A group of oral health professionals met with a team from Johnson & Johnson in Dublin last year to advise on the topic of ‘Improving the periodontal health of the Irish population – prevention and treatment’. The Journal reports and obtained Professor Finbarr Allen’s comments on the meeting.

Professor Finbarr Allen

Professor Finbarr Allen, former Professor of Prosthodontics
and Oral Rehabilitation at University College Cork

At the meeting, held in Dublin, the following oral health professionals were in attendance: Professor Finbarr Allen, former Professor of Prosthodontics and Oral Rehabilitation at University College Cork; Professor Noel Claffey, Professor of Periodontology at Dublin Dental School and Hospital; Professor Anthony Roberts, Professor of Restorative Dentistry (Periodontology) at Cork University Dental School and Hospital; Dr Rory Maguire, Principal of Clarendon Periodontics and Implant Dentistry in Dublin; Dr Mark Condon, Principal of the Leeson Dental Clinic in Dublin, specialising in restorative (prosthodontics) and implant dentistry; and Louise Fleming RDH, President of the Irish Dental Hygienists Association.

Agreed statement
All present agreed on the following periodontal health consensus statement:

  • effective plaque and calculus removal is key to oral health;
  • dental healthcare professionals have a responsibility to educate patients on their disease status and to direct patients appropriately;
  • patients should receive tailored oral hygiene instruction and demonstration;
  • patients have a responsibility to act upon the advice given by dental healthcare professionals;
  • for effective management, optimal patient home care and professional debridement are both essential;
  • long-term periodontal maintenance with continuity of care is critical for successful treatment; and,
  • clinically proven mouthwashes, gels and pastes should be considered for recommendation to those individuals who are not achieving optimal levels of plaque control in their home care routine.

Johnson & Johnson has stated that it will use this consensus statement as it continues to work in partnership with dental professionals.

Practical ideas
Professor Finbarr Allen spoke to the Journal about his role in the event. “I think that innovation in healthcare is important and best achieved when clinical academic experts and industrial partners work together to develop ideas that might ultimately be implemented in clinical practice. Johnson & Johnson has been active in developing products for preventing disease, and this fits with my own interest in a preventive approach to healthcare.

“If implemented effectively, we should see a marked reduction in disease, improved tooth retention, less replacement of tooth restorations, fewer dentures and a better oral health-related quality of life.”

Oral disease is highly prevalent, and the treatment costs are spiralling. We have to change the way we look at oral healthcare, and we cannot continue with the old surgical model of disease management that we have been using for decades. We need to find a way to deliver quality preventive care and remunerate providers appropriately. Patients have a major role in this, and we have to promote our message in a more effective way than we are currently doing. If we can achieve this goal, then I believe our healthcare will be more effective and costs of oral healthcare can be contained.

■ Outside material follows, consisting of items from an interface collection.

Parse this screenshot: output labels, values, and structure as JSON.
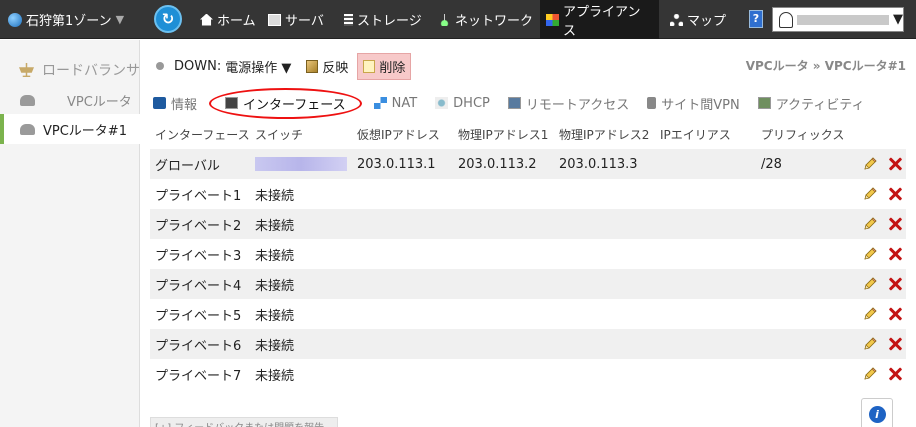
{
  "topbar": {
    "zone_label": "石狩第1ゾーン",
    "zone_caret": "▼",
    "nav": [
      {
        "label": "ホーム",
        "icon": "home-icon"
      },
      {
        "label": "サーバ",
        "icon": "server-icon"
      },
      {
        "label": "ストレージ",
        "icon": "storage-icon"
      },
      {
        "label": "ネットワーク",
        "icon": "network-icon"
      },
      {
        "label": "アプライアンス",
        "icon": "appliance-icon",
        "active": true
      },
      {
        "label": "マップ",
        "icon": "map-icon"
      }
    ],
    "help_glyph": "?",
    "account_caret": "▼"
  },
  "sidebar": {
    "items": [
      {
        "label": "ロードバランサ",
        "icon": "load-balancer-icon"
      },
      {
        "label": "VPCルータ",
        "icon": "cloud-icon"
      },
      {
        "label": "VPCルータ#1",
        "icon": "cloud-icon",
        "selected": true
      }
    ]
  },
  "toolbar": {
    "status": "DOWN:",
    "power_menu": "電源操作 ▼",
    "reflect": "反映",
    "delete": "削除"
  },
  "breadcrumb": "VPCルータ » VPCルータ#1",
  "tabs": [
    {
      "label": "情報",
      "icon": "info-icon"
    },
    {
      "label": "インターフェース",
      "icon": "monitor-icon",
      "active": true
    },
    {
      "label": "NAT",
      "icon": "nat-icon"
    },
    {
      "label": "DHCP",
      "icon": "dhcp-icon"
    },
    {
      "label": "リモートアクセス",
      "icon": "remote-access-icon"
    },
    {
      "label": "サイト間VPN",
      "icon": "site-vpn-icon"
    },
    {
      "label": "アクティビティ",
      "icon": "activity-icon"
    }
  ],
  "table": {
    "columns": [
      "インターフェース",
      "スイッチ",
      "仮想IPアドレス",
      "物理IPアドレス1",
      "物理IPアドレス2",
      "IPエイリアス",
      "プリフィックス"
    ],
    "rows": [
      {
        "iface": "グローバル",
        "switch": "",
        "vip": "203.0.113.1",
        "ip1": "203.0.113.2",
        "ip2": "203.0.113.3",
        "alias": "",
        "prefix": "/28"
      },
      {
        "iface": "プライベート1",
        "switch": "未接続",
        "vip": "",
        "ip1": "",
        "ip2": "",
        "alias": "",
        "prefix": ""
      },
      {
        "iface": "プライベート2",
        "switch": "未接続",
        "vip": "",
        "ip1": "",
        "ip2": "",
        "alias": "",
        "prefix": ""
      },
      {
        "iface": "プライベート3",
        "switch": "未接続",
        "vip": "",
        "ip1": "",
        "ip2": "",
        "alias": "",
        "prefix": ""
      },
      {
        "iface": "プライベート4",
        "switch": "未接続",
        "vip": "",
        "ip1": "",
        "ip2": "",
        "alias": "",
        "prefix": ""
      },
      {
        "iface": "プライベート5",
        "switch": "未接続",
        "vip": "",
        "ip1": "",
        "ip2": "",
        "alias": "",
        "prefix": ""
      },
      {
        "iface": "プライベート6",
        "switch": "未接続",
        "vip": "",
        "ip1": "",
        "ip2": "",
        "alias": "",
        "prefix": ""
      },
      {
        "iface": "プライベート7",
        "switch": "未接続",
        "vip": "",
        "ip1": "",
        "ip2": "",
        "alias": "",
        "prefix": ""
      }
    ]
  },
  "feedback": "[+] フィードバックまたは問題を報告",
  "info_glyph": "i",
  "colors": {
    "topbar_bg": "#353535",
    "accent_green": "#7bb34d",
    "delete_bg": "#f7c9c9",
    "tab_highlight": "#e11111",
    "delete_icon": "#c31313"
  }
}
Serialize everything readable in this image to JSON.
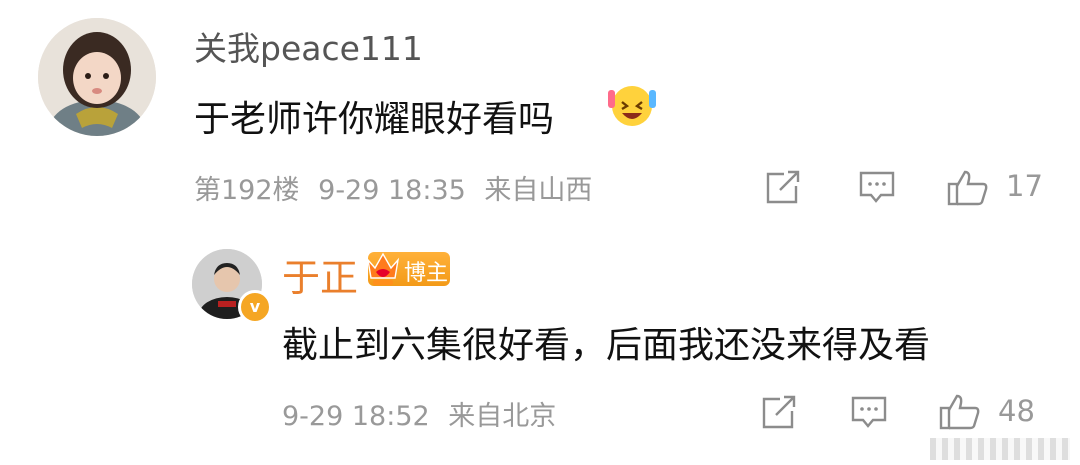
{
  "comment": {
    "username": "关我peace111",
    "text": "于老师许你耀眼好看吗",
    "floor": "第192楼",
    "time": "9-29 18:35",
    "location": "来自山西",
    "like_count": "17"
  },
  "reply": {
    "username": "于正",
    "badge_label": "博主",
    "text": "截止到六集很好看，后面我还没来得及看",
    "time": "9-29 18:52",
    "location": "来自北京",
    "like_count": "48"
  },
  "colors": {
    "username_gray": "#555555",
    "meta_gray": "#999999",
    "reply_name_orange": "#ea7f2c",
    "badge_orange": "#f5a623"
  },
  "icons": [
    "share-icon",
    "comment-icon",
    "like-icon",
    "verified-v-icon",
    "crown-icon",
    "laughing-emoji-icon"
  ]
}
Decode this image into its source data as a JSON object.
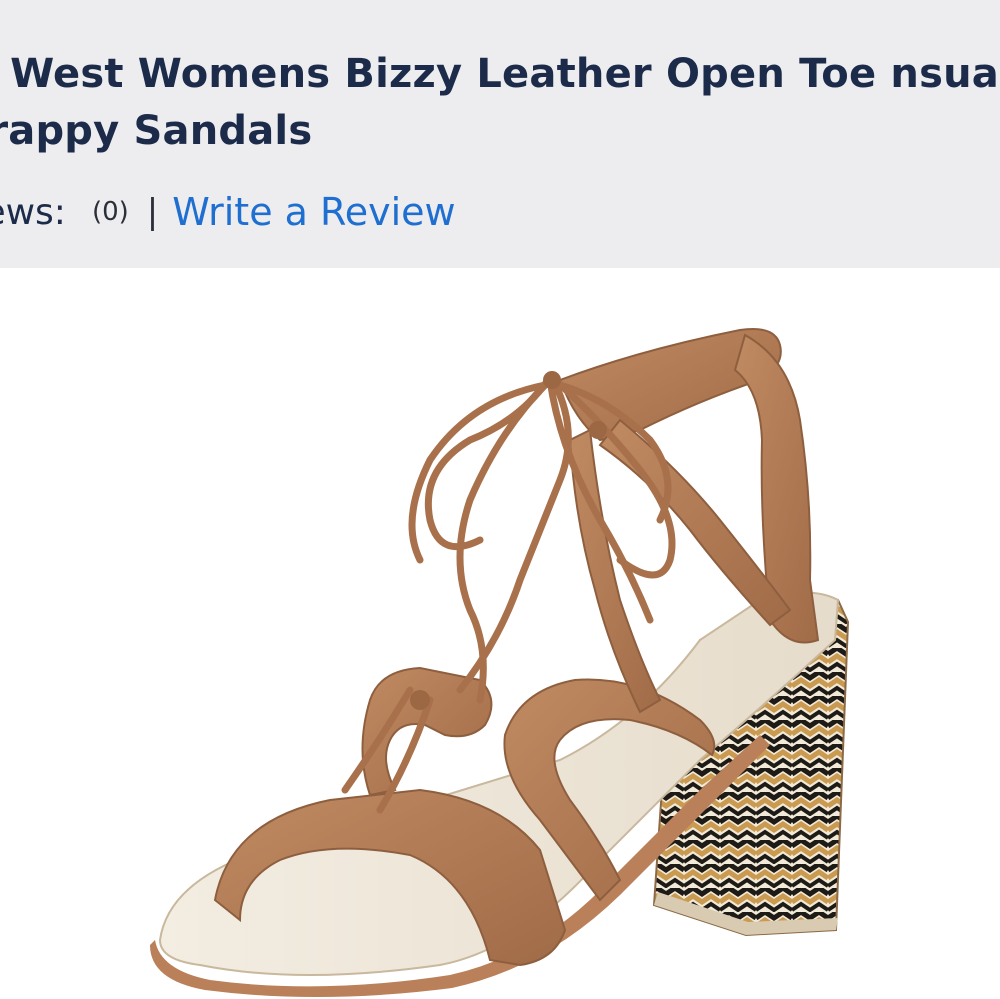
{
  "product": {
    "title": "ne West Womens Bizzy Leather Open Toe nsual Strappy Sandals",
    "image_alt": "product-photo"
  },
  "reviews": {
    "label": "eviews:",
    "count": "(0)",
    "separator": "|",
    "write_link": "Write a Review"
  },
  "colors": {
    "header_bg": "#ededf0",
    "title": "#1c2b49",
    "link": "#1f6fd0",
    "suede": "#b07a55"
  }
}
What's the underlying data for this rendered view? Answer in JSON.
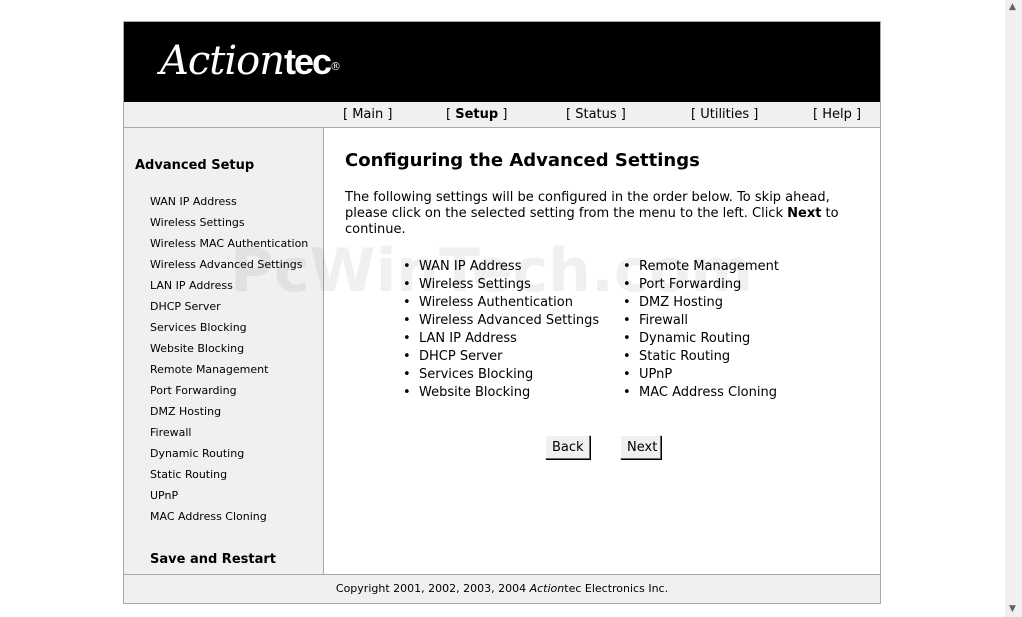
{
  "brand": {
    "logo_main": "Action",
    "logo_tec": "tec",
    "logo_reg": "®"
  },
  "nav": [
    {
      "open": "[ ",
      "label": "Main",
      "close": " ]"
    },
    {
      "open": "[ ",
      "label": "Setup",
      "close": " ]",
      "active": true
    },
    {
      "open": "[ ",
      "label": "Status",
      "close": " ]"
    },
    {
      "open": "[ ",
      "label": "Utilities",
      "close": " ]"
    },
    {
      "open": "[ ",
      "label": "Help",
      "close": " ]"
    }
  ],
  "sidebar": {
    "title": "Advanced Setup",
    "items": [
      "WAN IP Address",
      "Wireless Settings",
      "Wireless MAC Authentication",
      "Wireless Advanced Settings",
      "LAN IP Address",
      "DHCP Server",
      "Services Blocking",
      "Website Blocking",
      "Remote Management",
      "Port Forwarding",
      "DMZ Hosting",
      "Firewall",
      "Dynamic Routing",
      "Static Routing",
      "UPnP",
      "MAC Address Cloning"
    ],
    "save_restart": "Save and Restart"
  },
  "main": {
    "title": "Configuring the Advanced Settings",
    "intro_part1": "The following settings will be configured in the order below. To skip ahead, please click on the selected setting from the menu to the left. Click ",
    "intro_bold": "Next",
    "intro_part2": " to continue.",
    "list_left": [
      "WAN IP Address",
      "Wireless Settings",
      "Wireless Authentication",
      "Wireless Advanced Settings",
      "LAN IP Address",
      "DHCP Server",
      "Services Blocking",
      "Website Blocking"
    ],
    "list_right": [
      "Remote Management",
      "Port Forwarding",
      "DMZ Hosting",
      "Firewall",
      "Dynamic Routing",
      "Static Routing",
      "UPnP",
      "MAC Address Cloning"
    ],
    "back_label": "Back",
    "next_label": "Next"
  },
  "footer": {
    "prefix": "Copyright 2001, 2002, 2003, 2004 ",
    "brand_italic": "Action",
    "brand_rest": "tec",
    "suffix": " Electronics Inc."
  },
  "watermark": "PcWinTech.com",
  "scrollbar": {
    "up_icon": "up-arrow-icon",
    "down_icon": "down-arrow-icon"
  }
}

Spreading the message
“Most, if not all, oral healthcare professionals understand that caries and periodontal diseases are preventable. However, our understanding of the recovery powers of teeth and periodontal tissues is continually evolving. Oral healthcare professionals need to keep up to date with advances in the field, and the consensus statement can guide them on what we know about gingival and periodontal diseases and their response to treatment at the present time. I think the statement can also be used to advocate for appropriate funding mechanisms for prevention-focused healthcare.
Patient motivation can be a problem, and regular dental attendance is not the norm. We do need to use other means of getting oral healthcare messages across rather than solely relying on patients visiting a dentist. We should look to other means of promoting the message, e.g., general medical practice and pharmacies.

It works – it can reduce disease
I think dentists need to be convinced home care works, and shown the evidence that it does. However, they need to be remunerated appropriately for this approach. Patients will also need to be educated that paying for such advice is in their interests, and this will require effective communication. Their expectation that they should only be paying dentists for surgical intervention (e.g., drilling a cavity) needs to be moderated, and this can be achieved via effective communication about the role of prevention in disease management.
If the statement was embraced by our profession, I would hope to see a reduction in disease and greater levels of tooth retention in the Irish population over time. It will require us to develop a new approach to undergraduate dental student training and continuing education courses to promote the concept of prevention-focused oral healthcare. This will keep me busy!
If implemented effectively, we should see a marked reduction in disease, improved tooth retention, less replacement of tooth restorations, fewer dentures and a better oral health-related quality of life.”